A lot of people despise farming and consider it a profession for the lowly in society but to Edward Paul Munaaba, a former Butembe chiefdom minister and an environmentalist by profession, farming is the golden goose that has transformed his life and delivered him from the bondage associated with white collar jobs.
A Swedish graduate of Adaptation and Mitigation (Climate Change), Munaaba worked in several countries before retiring after 28 years to start his own organisation; Edwards Halmet Regeneration Center, that deals in agro-business and climate change mitigation. “Jobs are hard to come by so I had to create one for myself. I had no reason looking for a job when the agriculture sector alone employs over 80 per cent of the population,” he said.
The 56-year-old says he started by training farmers on how to deal with climate change before finally throwing his hat in the ring through his centre. “Whatever is done at the centre is represented by a letter from Edwards; Education, water, agriculture Research, development and sports,” he says. Munaaba began his agro business farming in 2017 on a oneacre piece of land which he acquired from his humble beginnings of farming. “I had Shs3 million which I came with from Tanzania which was my last formal work station. I started with growing passion fruits before I delved into full time commercial farming,” Munaaba says.
He said the decision to venture into commercial farming followed President Yoweri Museveni’s numerous addresses during which he urged people to embrace commercial farming. “I initially had one acre of land but thanks to loan facilities I was able to acquire more six acres and started growing coffee, mangoes, jackfruits, pineapple, bananas and maize on a large scale,” Manaaba says. He says he is also occasionally hired to work as an extension worker and this has helped him generate more money to invest in his farming business.
Bumpy road: Munaaba cites community mindset among the challenges he faces in his farming business. “My focus is to motivate the community and I even try to offer free seedlings to people but many of them are averse to agriculture,” he says. “I have a nursery and whatever comes there I share with the community but people don’t want to plant the seedlings. They prefer cash handouts from politicians,” Munaaba says. He also mentions pests like caterpillars among the threats to his budding farming business.
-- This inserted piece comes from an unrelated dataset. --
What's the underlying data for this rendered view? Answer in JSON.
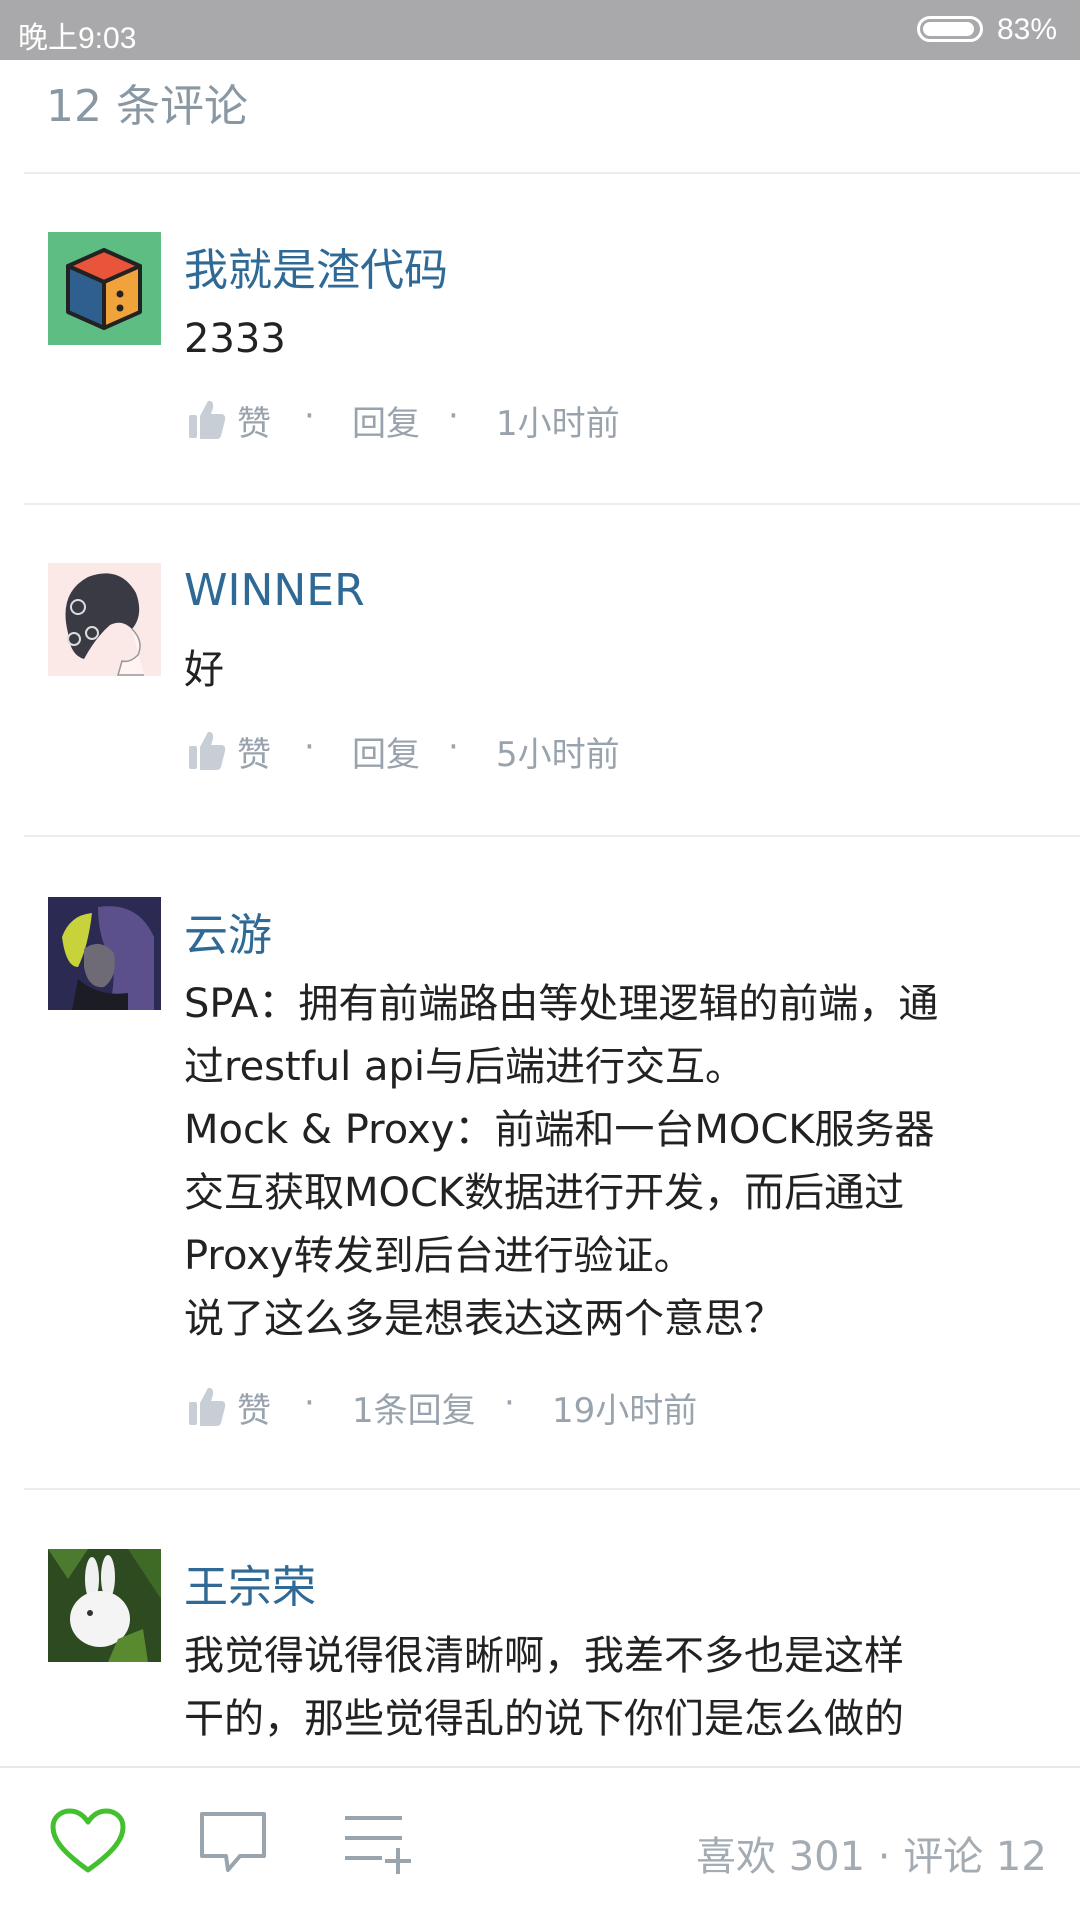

Prospects: Munaaba is also into bee and fish rearing. He plans to have five hundred bee hives from the current 12 that he now owns. He also has plans to have over fifty fish ponds which are already in the process. “My plan is to turn my project into a farming training centre for the region.
So far I have several students from different institutions who come here for internship,” he says. “The government approached me through the presidential advisor on Poverty Alleviation in Busoga and they chose this farm to be a model farm for the President’s Office,” Munaaba adds.
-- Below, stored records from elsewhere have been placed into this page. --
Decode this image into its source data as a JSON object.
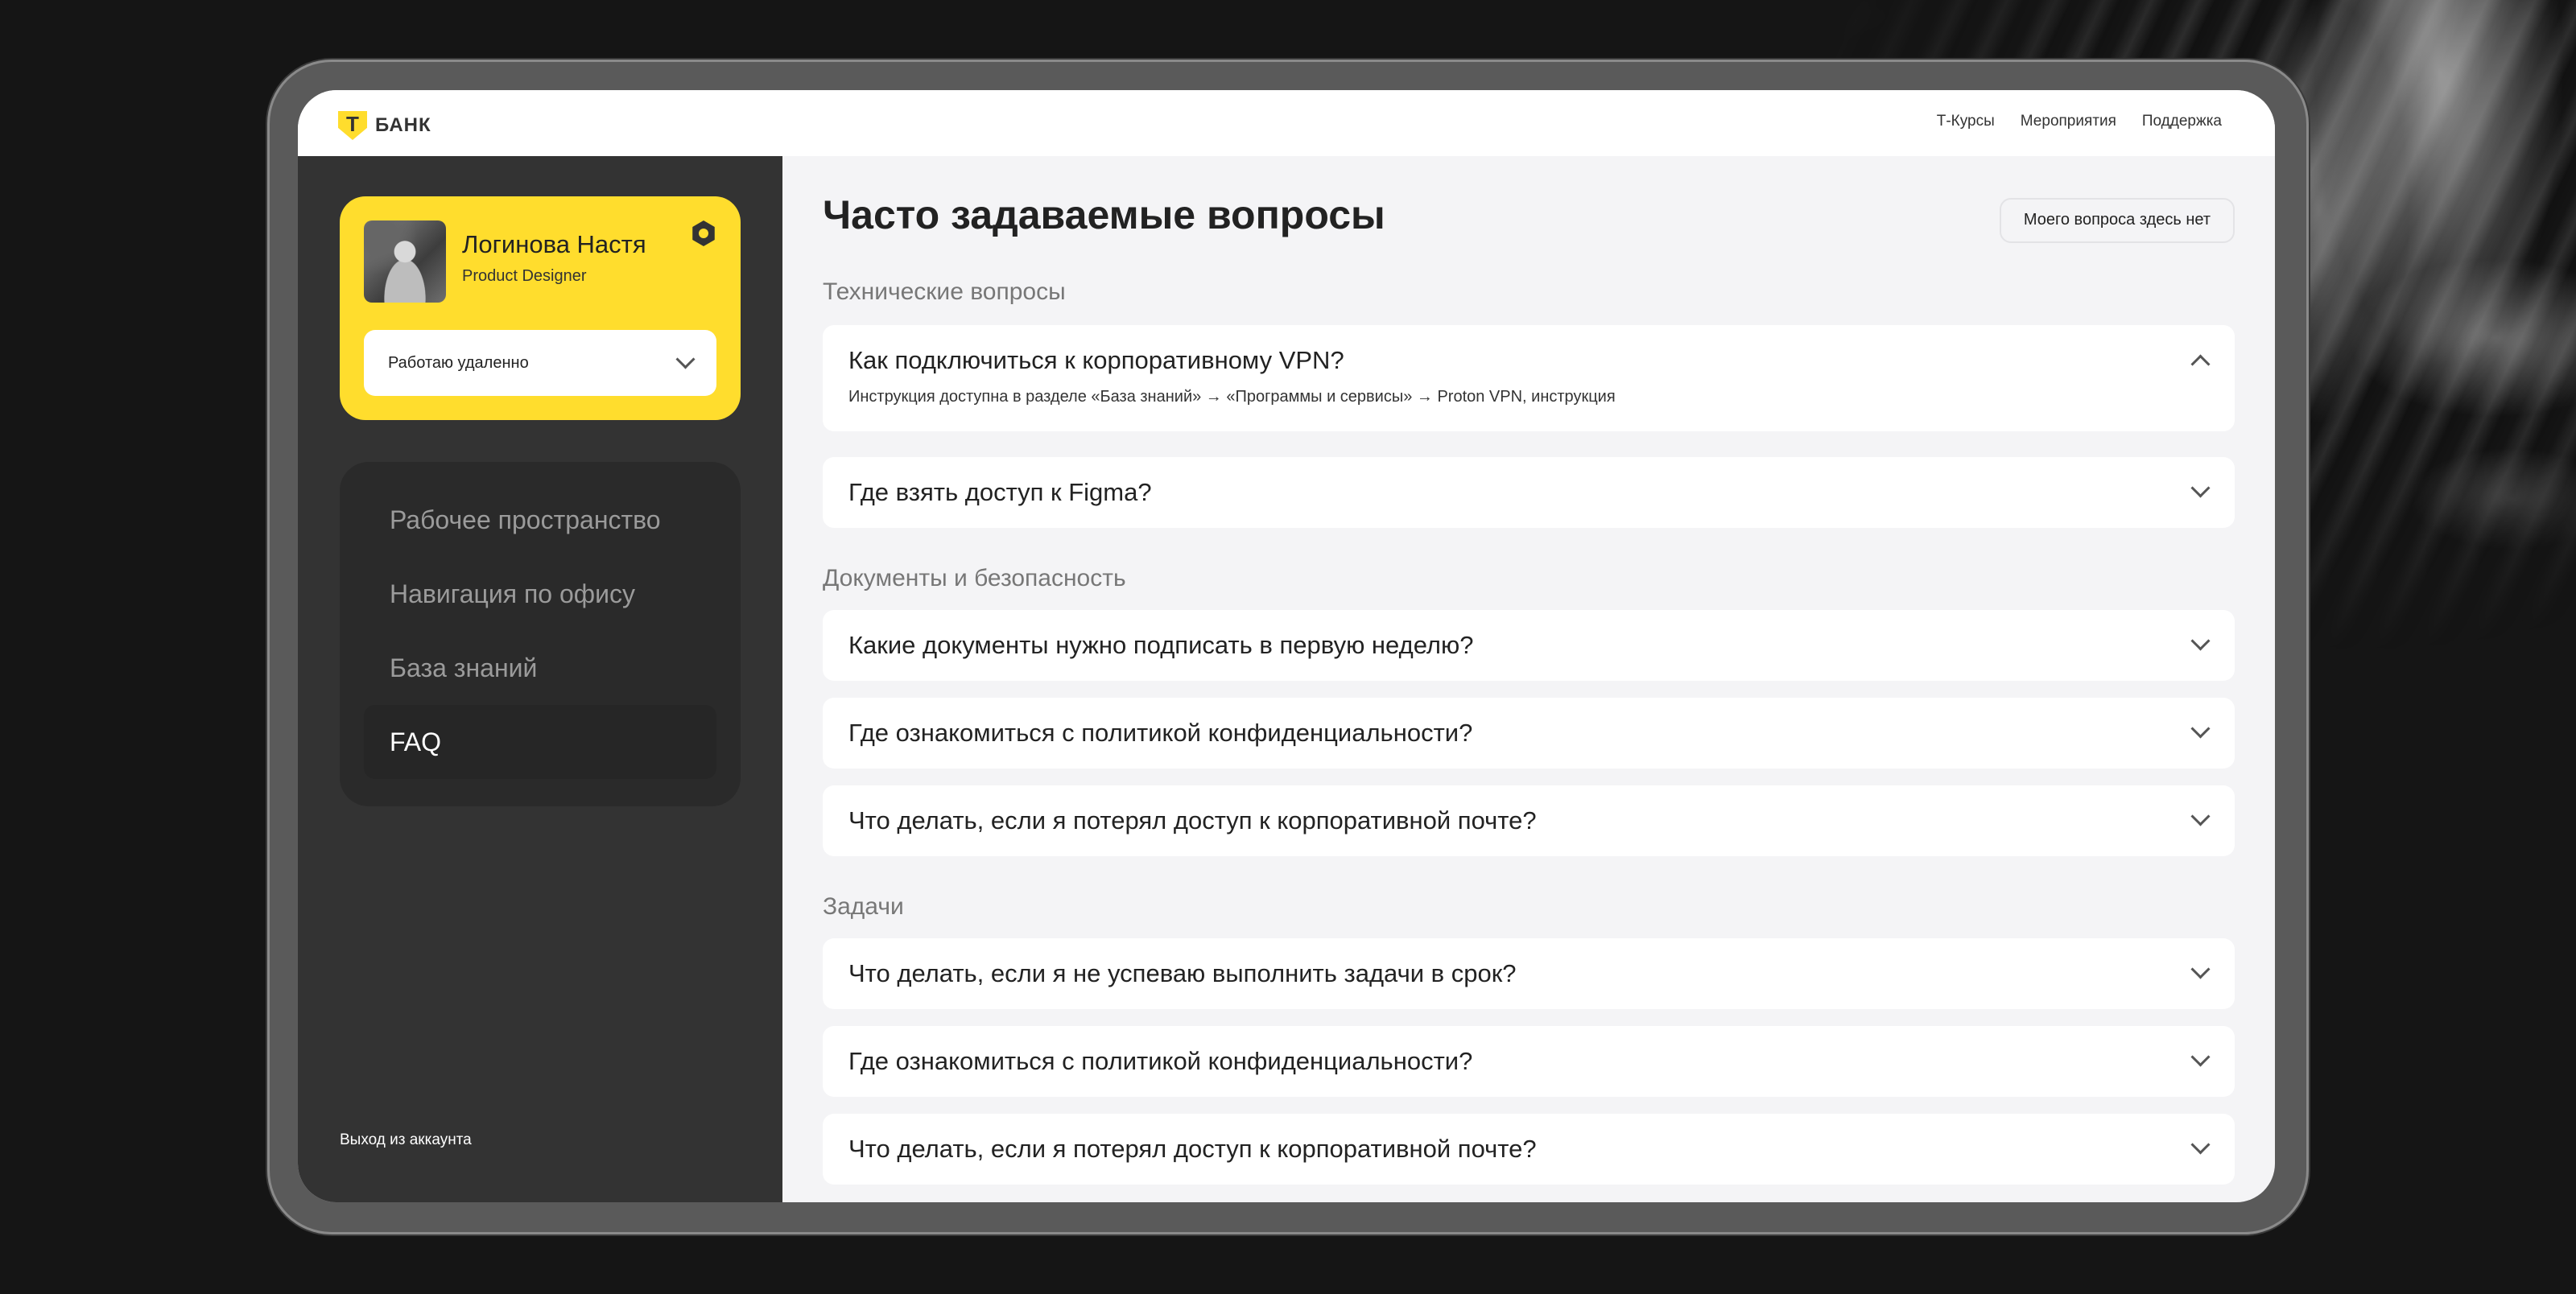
{
  "header": {
    "logo_mark": "Т",
    "logo_text": "БАНК",
    "nav": [
      "Т-Курсы",
      "Мероприятия",
      "Поддержка"
    ]
  },
  "profile": {
    "name": "Логинова Настя",
    "role": "Product Designer",
    "status_value": "Работаю удаленно"
  },
  "sidebar": {
    "items": [
      {
        "label": "Рабочее пространство",
        "active": false
      },
      {
        "label": "Навигация по офису",
        "active": false
      },
      {
        "label": "База знаний",
        "active": false
      },
      {
        "label": "FAQ",
        "active": true
      }
    ],
    "logout": "Выход из аккаунта"
  },
  "main": {
    "title": "Часто задаваемые вопросы",
    "no_question_button": "Моего вопроса здесь нет",
    "sections": [
      {
        "title": "Технические вопросы",
        "questions": [
          {
            "q": "Как подключиться к корпоративному VPN?",
            "expanded": true,
            "a": "Инструкция доступна в разделе «База знаний» → «Программы и сервисы» → Proton VPN, инструкция"
          },
          {
            "q": "Где взять доступ к Figma?",
            "expanded": false
          }
        ]
      },
      {
        "title": "Документы и безопасность",
        "questions": [
          {
            "q": "Какие документы нужно подписать в первую неделю?",
            "expanded": false
          },
          {
            "q": "Где ознакомиться с политикой конфиденциальности?",
            "expanded": false
          },
          {
            "q": "Что делать, если я потерял доступ к корпоративной почте?",
            "expanded": false
          }
        ]
      },
      {
        "title": "Задачи",
        "questions": [
          {
            "q": "Что делать, если я не успеваю выполнить задачи в срок?",
            "expanded": false
          },
          {
            "q": "Где ознакомиться с политикой конфиденциальности?",
            "expanded": false
          },
          {
            "q": "Что делать, если я потерял доступ к корпоративной почте?",
            "expanded": false
          }
        ]
      }
    ]
  },
  "colors": {
    "accent_yellow": "#ffdd2d",
    "sidebar_bg": "#333333",
    "content_bg": "#f4f4f6",
    "page_bg": "#151515"
  }
}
He says he is also partnering with other organizations such as Umeme, Eskom companies and banks, among others to supply produce. “I have done my best to help the community through my project. I can confidently say that over 200 farmer groups have been formed through my effort effort,” he says, adding that his farm is also attached to Busoga kingdom as a model farm.
Advise to farmers: Munnaaba has advised Busoga residents to avoid addling in town and go back to the village to settle and embrace commercial farming. “Let no one deceive you that they don’t have land. What is true is that they don’t have land in town and cities where they want to stay but they have land in villages which they are renting out to sugarcane growers,” Munaaba says. “You can start small.
I came from Tanzania with Shs3 million and bought land to start farming but three years from now I am targeting to reap Shs1 million daily from farming,” he says.Munaaba has also advised government to stop giving farmers seeds but instead give them fertilizers to make the soil more productive. He slammed Busoga politicians for not doing enough to help farmers.
“With the exception of the Ist Deputy Prime Minister and Kamuli District Woman MP Rebecca Alitwala Kadaga, the rest are not doing enough to help farmers. I give tree seedlings freely but politicians have even failed to transport these seedlings to their constituencies,” he said.